[Interface dataset entries]
----------
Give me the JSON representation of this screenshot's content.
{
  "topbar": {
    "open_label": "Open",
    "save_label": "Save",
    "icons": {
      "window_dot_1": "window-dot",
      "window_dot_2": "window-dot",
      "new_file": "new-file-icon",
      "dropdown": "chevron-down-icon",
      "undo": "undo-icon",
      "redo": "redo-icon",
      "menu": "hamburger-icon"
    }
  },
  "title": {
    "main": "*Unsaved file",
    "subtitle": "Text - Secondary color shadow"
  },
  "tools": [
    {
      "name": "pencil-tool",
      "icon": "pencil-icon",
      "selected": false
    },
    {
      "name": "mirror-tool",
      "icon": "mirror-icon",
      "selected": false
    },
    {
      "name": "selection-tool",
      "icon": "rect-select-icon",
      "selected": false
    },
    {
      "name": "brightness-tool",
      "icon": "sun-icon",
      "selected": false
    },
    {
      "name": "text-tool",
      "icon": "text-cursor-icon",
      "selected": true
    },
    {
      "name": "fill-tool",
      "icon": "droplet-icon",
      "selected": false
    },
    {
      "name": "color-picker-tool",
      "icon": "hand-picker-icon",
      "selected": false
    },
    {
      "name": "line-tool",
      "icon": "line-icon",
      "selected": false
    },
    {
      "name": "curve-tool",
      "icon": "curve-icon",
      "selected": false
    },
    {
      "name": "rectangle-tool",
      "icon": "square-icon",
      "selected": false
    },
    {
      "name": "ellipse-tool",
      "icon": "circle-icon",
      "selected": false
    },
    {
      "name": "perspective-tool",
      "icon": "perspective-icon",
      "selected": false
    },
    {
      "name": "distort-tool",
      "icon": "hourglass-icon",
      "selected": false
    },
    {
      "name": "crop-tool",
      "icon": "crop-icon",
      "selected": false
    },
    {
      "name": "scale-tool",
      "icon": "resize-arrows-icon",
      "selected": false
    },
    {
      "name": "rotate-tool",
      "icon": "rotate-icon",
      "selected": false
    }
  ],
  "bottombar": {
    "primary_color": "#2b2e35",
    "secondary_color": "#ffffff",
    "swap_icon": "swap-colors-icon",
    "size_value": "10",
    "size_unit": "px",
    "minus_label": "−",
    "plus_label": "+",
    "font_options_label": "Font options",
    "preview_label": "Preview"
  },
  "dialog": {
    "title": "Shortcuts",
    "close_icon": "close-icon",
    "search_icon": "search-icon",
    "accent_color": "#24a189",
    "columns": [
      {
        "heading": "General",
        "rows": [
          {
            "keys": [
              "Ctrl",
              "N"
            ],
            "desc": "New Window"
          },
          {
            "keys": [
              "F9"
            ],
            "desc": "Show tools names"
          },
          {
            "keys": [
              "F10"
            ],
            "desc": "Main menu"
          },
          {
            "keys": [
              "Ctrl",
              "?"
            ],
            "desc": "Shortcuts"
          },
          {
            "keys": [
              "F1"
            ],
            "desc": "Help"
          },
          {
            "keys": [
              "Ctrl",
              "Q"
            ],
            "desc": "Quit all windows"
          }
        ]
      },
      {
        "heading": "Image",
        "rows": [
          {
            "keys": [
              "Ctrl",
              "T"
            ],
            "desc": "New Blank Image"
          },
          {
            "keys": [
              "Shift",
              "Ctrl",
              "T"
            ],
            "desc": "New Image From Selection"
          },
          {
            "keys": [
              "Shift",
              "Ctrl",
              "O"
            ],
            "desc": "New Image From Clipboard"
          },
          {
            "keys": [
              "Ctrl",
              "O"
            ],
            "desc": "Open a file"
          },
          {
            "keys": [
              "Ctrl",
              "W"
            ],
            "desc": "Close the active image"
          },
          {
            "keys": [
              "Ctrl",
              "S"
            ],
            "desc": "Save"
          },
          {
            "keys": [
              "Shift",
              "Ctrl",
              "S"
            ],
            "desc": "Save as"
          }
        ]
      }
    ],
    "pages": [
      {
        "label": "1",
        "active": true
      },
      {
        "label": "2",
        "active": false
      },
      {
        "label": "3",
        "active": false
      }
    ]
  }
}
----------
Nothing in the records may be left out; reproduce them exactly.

Give me the JSON representation of this screenshot's content.
{
  "topbar": {
    "open_label": "Open",
    "save_label": "Save",
    "icons": {
      "window_dot_1": "window-dot",
      "window_dot_2": "window-dot",
      "new_file": "new-file-icon",
      "dropdown": "chevron-down-icon",
      "undo": "undo-icon",
      "redo": "redo-icon",
      "menu": "hamburger-icon"
    }
  },
  "title": {
    "main": "*Unsaved file",
    "subtitle": "Text - Secondary color shadow"
  },
  "tools": [
    {
      "name": "pencil-tool",
      "icon": "pencil-icon",
      "selected": false
    },
    {
      "name": "mirror-tool",
      "icon": "mirror-icon",
      "selected": false
    },
    {
      "name": "selection-tool",
      "icon": "rect-select-icon",
      "selected": false
    },
    {
      "name": "brightness-tool",
      "icon": "sun-icon",
      "selected": false
    },
    {
      "name": "text-tool",
      "icon": "text-cursor-icon",
      "selected": true
    },
    {
      "name": "fill-tool",
      "icon": "droplet-icon",
      "selected": false
    },
    {
      "name": "color-picker-tool",
      "icon": "hand-picker-icon",
      "selected": false
    },
    {
      "name": "line-tool",
      "icon": "line-icon",
      "selected": false
    },
    {
      "name": "curve-tool",
      "icon": "curve-icon",
      "selected": false
    },
    {
      "name": "rectangle-tool",
      "icon": "square-icon",
      "selected": false
    },
    {
      "name": "ellipse-tool",
      "icon": "circle-icon",
      "selected": false
    },
    {
      "name": "perspective-tool",
      "icon": "perspective-icon",
      "selected": false
    },
    {
      "name": "distort-tool",
      "icon": "hourglass-icon",
      "selected": false
    },
    {
      "name": "crop-tool",
      "icon": "crop-icon",
      "selected": false
    },
    {
      "name": "scale-tool",
      "icon": "resize-arrows-icon",
      "selected": false
    },
    {
      "name": "rotate-tool",
      "icon": "rotate-icon",
      "selected": false
    }
  ],
  "bottombar": {
    "primary_color": "#2b2e35",
    "secondary_color": "#ffffff",
    "swap_icon": "swap-colors-icon",
    "size_value": "10",
    "size_unit": "px",
    "minus_label": "−",
    "plus_label": "+",
    "font_options_label": "Font options",
    "preview_label": "Preview"
  },
  "dialog": {
    "title": "Shortcuts",
    "close_icon": "close-icon",
    "search_icon": "search-icon",
    "accent_color": "#24a189",
    "columns": [
      {
        "heading": "General",
        "rows": [
          {
            "keys": [
              "Ctrl",
              "N"
            ],
            "desc": "New Window"
          },
          {
            "keys": [
              "F9"
            ],
            "desc": "Show tools names"
          },
          {
            "keys": [
              "F10"
            ],
            "desc": "Main menu"
          },
          {
            "keys": [
              "Ctrl",
              "?"
            ],
            "desc": "Shortcuts"
          },
          {
            "keys": [
              "F1"
            ],
            "desc": "Help"
          },
          {
            "keys": [
              "Ctrl",
              "Q"
            ],
            "desc": "Quit all windows"
          }
        ]
      },
      {
        "heading": "Image",
        "rows": [
          {
            "keys": [
              "Ctrl",
              "T"
            ],
            "desc": "New Blank Image"
          },
          {
            "keys": [
              "Shift",
              "Ctrl",
              "T"
            ],
            "desc": "New Image From Selection"
          },
          {
            "keys": [
              "Shift",
              "Ctrl",
              "O"
            ],
            "desc": "New Image From Clipboard"
          },
          {
            "keys": [
              "Ctrl",
              "O"
            ],
            "desc": "Open a file"
          },
          {
            "keys": [
              "Ctrl",
              "W"
            ],
            "desc": "Close the active image"
          },
          {
            "keys": [
              "Ctrl",
              "S"
            ],
            "desc": "Save"
          },
          {
            "keys": [
              "Shift",
              "Ctrl",
              "S"
            ],
            "desc": "Save as"
          }
        ]
      }
    ],
    "pages": [
      {
        "label": "1",
        "active": true
      },
      {
        "label": "2",
        "active": false
      },
      {
        "label": "3",
        "active": false
      }
    ]
  }
}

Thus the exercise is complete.